AIM OF THE TASK
The records that follow must be reproduced in full, exactly as written.
+++
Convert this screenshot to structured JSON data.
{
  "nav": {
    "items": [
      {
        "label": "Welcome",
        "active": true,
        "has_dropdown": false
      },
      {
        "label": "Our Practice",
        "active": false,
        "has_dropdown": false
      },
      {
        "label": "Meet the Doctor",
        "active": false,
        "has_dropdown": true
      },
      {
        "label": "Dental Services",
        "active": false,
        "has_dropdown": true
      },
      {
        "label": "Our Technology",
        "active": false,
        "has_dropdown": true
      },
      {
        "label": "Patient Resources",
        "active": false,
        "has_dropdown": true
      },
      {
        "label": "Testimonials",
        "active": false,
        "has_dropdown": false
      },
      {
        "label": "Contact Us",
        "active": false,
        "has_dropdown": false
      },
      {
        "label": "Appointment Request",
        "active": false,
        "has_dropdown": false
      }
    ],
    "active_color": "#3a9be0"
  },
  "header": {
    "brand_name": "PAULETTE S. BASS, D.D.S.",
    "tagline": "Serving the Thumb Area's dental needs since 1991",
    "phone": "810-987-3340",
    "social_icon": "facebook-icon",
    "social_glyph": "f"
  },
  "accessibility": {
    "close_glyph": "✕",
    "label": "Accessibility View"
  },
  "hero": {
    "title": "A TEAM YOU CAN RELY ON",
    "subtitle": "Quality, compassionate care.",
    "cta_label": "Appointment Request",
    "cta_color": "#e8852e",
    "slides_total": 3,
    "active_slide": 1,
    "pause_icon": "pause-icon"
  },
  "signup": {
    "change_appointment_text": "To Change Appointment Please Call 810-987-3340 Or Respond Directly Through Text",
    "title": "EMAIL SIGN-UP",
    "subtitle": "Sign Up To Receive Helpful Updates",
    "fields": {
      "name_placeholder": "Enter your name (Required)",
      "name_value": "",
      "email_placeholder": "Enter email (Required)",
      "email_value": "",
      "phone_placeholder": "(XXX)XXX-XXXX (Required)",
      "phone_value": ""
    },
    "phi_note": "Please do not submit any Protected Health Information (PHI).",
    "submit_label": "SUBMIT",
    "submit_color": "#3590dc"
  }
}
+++
OUTPUT OF THE EXERCISE
Convert this screenshot to structured JSON data.
{
  "nav": {
    "items": [
      {
        "label": "Welcome",
        "active": true,
        "has_dropdown": false
      },
      {
        "label": "Our Practice",
        "active": false,
        "has_dropdown": false
      },
      {
        "label": "Meet the Doctor",
        "active": false,
        "has_dropdown": true
      },
      {
        "label": "Dental Services",
        "active": false,
        "has_dropdown": true
      },
      {
        "label": "Our Technology",
        "active": false,
        "has_dropdown": true
      },
      {
        "label": "Patient Resources",
        "active": false,
        "has_dropdown": true
      },
      {
        "label": "Testimonials",
        "active": false,
        "has_dropdown": false
      },
      {
        "label": "Contact Us",
        "active": false,
        "has_dropdown": false
      },
      {
        "label": "Appointment Request",
        "active": false,
        "has_dropdown": false
      }
    ],
    "active_color": "#3a9be0"
  },
  "header": {
    "brand_name": "PAULETTE S. BASS, D.D.S.",
    "tagline": "Serving the Thumb Area's dental needs since 1991",
    "phone": "810-987-3340",
    "social_icon": "facebook-icon",
    "social_glyph": "f"
  },
  "accessibility": {
    "close_glyph": "✕",
    "label": "Accessibility View"
  },
  "hero": {
    "title": "A TEAM YOU CAN RELY ON",
    "subtitle": "Quality, compassionate care.",
    "cta_label": "Appointment Request",
    "cta_color": "#e8852e",
    "slides_total": 3,
    "active_slide": 1,
    "pause_icon": "pause-icon"
  },
  "signup": {
    "change_appointment_text": "To Change Appointment Please Call 810-987-3340 Or Respond Directly Through Text",
    "title": "EMAIL SIGN-UP",
    "subtitle": "Sign Up To Receive Helpful Updates",
    "fields": {
      "name_placeholder": "Enter your name (Required)",
      "name_value": "",
      "email_placeholder": "Enter email (Required)",
      "email_value": "",
      "phone_placeholder": "(XXX)XXX-XXXX (Required)",
      "phone_value": ""
    },
    "phi_note": "Please do not submit any Protected Health Information (PHI).",
    "submit_label": "SUBMIT",
    "submit_color": "#3590dc"
  }
}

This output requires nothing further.